It’s not about fighting to put out the fires, it’s about creating the fires.
I don’t have server overload issues, I have to work my ass off and spend many a sleepless night iterating and tweaking the UX and if I do it all right and come out a winner, only then can I have the privilege of dealing with an overloaded server. It’s the reward.
I’m not going to be inundated with meetings all day from investors, press, potential clients and potential employees. I have to email, call, follow-up and generate enthusiasm either by my reputation or a brilliant product from Monday to Thursday so that I can have the privilege of them agreeing to inundate me with their meetings on Friday. It’s the reward.
Running a startup dealing with too much work is the problem you wish you have. Creating that level of work is the real problem.
When I first heard about Manu Kumar’s title at K9 ventures – Chief Firestarter, I confess, I rolled my eyes. Of course, I knew he meant the energy and drive that it stands for, but it sounded a tad too much like the gaming handle of my 8-year old cousin. Over the past few months however, its pseudo-machismo overtones has given way to the real meaning.
This is important because employees who’ve spent their lives at large corporations, don’t understand this.
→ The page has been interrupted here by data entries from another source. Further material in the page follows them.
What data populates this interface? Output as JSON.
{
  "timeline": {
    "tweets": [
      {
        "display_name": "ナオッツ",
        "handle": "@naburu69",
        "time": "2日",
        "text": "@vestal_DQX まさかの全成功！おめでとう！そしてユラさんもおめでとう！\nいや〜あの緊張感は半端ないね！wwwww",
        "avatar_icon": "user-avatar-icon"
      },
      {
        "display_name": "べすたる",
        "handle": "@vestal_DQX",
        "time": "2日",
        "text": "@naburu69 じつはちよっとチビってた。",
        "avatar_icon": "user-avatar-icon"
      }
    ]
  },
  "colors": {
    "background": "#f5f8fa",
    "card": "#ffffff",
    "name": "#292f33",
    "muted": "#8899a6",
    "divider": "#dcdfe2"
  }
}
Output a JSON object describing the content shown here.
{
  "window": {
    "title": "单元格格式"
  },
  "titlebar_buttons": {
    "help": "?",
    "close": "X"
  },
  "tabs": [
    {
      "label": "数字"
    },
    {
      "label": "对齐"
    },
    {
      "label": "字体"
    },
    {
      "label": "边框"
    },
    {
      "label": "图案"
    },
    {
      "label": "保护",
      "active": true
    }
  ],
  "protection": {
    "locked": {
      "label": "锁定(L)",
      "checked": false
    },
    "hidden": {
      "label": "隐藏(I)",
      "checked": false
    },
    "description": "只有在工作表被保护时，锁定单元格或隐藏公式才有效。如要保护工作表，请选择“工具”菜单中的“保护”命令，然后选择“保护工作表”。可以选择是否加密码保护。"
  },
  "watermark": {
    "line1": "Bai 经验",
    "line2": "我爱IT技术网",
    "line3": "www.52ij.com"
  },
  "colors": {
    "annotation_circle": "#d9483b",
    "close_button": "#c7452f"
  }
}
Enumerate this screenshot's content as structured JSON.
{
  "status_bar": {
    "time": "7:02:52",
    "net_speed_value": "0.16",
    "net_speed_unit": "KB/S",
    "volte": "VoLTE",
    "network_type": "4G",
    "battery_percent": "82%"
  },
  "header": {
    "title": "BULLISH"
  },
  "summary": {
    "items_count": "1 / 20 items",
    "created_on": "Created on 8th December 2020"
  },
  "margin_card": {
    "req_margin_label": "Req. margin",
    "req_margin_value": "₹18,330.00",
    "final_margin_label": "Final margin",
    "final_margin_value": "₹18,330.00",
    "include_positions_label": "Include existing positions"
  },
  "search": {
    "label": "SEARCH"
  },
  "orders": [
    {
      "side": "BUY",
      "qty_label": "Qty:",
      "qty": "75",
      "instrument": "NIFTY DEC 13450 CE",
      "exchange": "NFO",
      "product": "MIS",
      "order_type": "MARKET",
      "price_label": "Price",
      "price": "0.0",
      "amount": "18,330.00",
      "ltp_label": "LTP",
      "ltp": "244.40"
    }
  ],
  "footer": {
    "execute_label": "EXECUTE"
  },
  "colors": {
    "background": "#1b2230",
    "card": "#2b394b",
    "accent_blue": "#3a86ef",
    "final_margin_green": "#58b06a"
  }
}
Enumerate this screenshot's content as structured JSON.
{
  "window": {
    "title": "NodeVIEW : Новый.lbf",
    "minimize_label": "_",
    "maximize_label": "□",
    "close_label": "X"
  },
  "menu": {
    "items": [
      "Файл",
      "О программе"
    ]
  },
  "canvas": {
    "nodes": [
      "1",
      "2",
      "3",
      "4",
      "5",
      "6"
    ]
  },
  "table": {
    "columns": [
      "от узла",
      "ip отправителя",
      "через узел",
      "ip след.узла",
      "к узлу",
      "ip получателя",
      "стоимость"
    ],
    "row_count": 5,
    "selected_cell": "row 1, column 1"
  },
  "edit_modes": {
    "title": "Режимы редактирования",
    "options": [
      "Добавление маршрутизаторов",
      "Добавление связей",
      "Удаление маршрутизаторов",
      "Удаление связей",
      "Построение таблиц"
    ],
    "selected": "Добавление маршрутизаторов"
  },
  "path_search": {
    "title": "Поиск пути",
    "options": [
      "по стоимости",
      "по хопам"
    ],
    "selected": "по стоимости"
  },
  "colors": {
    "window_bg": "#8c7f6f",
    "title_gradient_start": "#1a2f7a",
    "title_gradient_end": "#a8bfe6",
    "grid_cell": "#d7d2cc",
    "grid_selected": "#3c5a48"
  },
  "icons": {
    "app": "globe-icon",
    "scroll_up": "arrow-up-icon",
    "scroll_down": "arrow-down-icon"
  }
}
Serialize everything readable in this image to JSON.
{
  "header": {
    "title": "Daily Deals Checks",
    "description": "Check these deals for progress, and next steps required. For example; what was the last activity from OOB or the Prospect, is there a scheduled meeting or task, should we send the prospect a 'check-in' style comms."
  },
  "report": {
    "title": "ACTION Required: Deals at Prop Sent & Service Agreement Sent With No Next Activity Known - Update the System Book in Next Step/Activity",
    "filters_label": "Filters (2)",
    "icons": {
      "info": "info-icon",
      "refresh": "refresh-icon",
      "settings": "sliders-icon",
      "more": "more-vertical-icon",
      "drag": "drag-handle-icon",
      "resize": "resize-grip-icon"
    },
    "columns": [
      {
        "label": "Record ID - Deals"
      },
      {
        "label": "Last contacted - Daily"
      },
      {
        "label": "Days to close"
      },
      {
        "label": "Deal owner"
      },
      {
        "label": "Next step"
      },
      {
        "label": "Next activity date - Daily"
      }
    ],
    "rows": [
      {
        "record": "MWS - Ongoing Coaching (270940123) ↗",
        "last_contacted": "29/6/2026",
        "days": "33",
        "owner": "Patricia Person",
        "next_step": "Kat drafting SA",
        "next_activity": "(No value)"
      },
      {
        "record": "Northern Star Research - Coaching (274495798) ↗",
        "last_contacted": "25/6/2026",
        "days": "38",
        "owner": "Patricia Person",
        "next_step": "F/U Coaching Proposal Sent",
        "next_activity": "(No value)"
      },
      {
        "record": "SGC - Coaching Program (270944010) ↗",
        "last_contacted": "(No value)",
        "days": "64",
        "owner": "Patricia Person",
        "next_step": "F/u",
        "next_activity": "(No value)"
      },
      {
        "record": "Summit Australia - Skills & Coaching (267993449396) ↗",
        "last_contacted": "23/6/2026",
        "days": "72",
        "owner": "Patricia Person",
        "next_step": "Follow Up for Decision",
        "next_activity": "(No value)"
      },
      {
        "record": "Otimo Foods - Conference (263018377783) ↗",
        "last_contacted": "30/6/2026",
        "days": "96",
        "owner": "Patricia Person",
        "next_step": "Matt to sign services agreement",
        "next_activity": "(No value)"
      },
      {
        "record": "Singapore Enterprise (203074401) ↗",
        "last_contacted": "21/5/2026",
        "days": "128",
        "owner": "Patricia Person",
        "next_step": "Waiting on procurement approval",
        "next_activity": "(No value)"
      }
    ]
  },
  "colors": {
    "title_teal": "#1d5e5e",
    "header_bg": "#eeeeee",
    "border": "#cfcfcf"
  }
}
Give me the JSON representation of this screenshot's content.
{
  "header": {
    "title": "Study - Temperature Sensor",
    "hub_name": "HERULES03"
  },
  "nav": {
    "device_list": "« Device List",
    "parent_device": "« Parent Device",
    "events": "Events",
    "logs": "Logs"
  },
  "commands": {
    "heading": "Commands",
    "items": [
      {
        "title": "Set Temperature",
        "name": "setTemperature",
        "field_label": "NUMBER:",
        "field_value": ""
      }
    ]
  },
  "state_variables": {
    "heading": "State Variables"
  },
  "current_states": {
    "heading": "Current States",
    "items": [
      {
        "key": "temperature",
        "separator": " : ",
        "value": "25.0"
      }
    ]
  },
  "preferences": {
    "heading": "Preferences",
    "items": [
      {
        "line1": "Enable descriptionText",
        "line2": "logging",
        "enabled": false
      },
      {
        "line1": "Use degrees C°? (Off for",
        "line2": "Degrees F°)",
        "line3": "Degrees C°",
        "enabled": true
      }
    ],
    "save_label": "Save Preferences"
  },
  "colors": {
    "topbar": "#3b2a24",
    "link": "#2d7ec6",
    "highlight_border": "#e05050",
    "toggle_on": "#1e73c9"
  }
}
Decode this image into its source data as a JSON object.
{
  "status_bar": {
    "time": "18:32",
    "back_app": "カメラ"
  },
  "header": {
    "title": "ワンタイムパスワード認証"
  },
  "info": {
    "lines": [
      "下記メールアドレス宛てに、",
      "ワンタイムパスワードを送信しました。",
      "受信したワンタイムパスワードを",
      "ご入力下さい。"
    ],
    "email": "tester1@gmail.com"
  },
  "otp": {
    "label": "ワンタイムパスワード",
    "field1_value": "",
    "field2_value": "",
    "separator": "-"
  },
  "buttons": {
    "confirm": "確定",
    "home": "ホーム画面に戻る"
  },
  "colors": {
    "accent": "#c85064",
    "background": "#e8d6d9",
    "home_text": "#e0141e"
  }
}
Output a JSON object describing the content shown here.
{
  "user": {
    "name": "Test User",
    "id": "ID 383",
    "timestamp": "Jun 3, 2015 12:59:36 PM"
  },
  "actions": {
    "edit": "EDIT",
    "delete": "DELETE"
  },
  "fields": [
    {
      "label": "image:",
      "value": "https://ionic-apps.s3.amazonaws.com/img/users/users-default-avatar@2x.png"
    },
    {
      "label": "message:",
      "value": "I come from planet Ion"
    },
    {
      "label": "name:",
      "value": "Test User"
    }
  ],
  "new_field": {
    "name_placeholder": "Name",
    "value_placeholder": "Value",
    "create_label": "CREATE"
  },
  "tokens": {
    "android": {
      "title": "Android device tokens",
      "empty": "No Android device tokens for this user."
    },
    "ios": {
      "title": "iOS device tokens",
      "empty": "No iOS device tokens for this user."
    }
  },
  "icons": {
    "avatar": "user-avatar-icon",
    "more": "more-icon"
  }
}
At Microsoft, you don’t start any fires. You expect the company you’ve acquired to have started the fire and you have to focus on putting it out while bitching out your PM. At 6pm you go home for an evening of XBOX and beers. You don’t start fires, because there’s too many fires you have to fight. Of course, I’m generalizing, but bear with me.
Moving someone from $$$$, Inc. into the startup environment, is a jarring wake up call. The next time a very experienced hire from a large corporation comes knocking at your door, make sure they understand: They won’t have 20 bugs to fix for the day sent in by the testing team. They have to build a way to test the system themselves, spend days finding the bugs and at the end of starting all these fires, getting the list of bugs to fix is the reward, stupid.
Photo Courtesy : Flickr user Jeff Power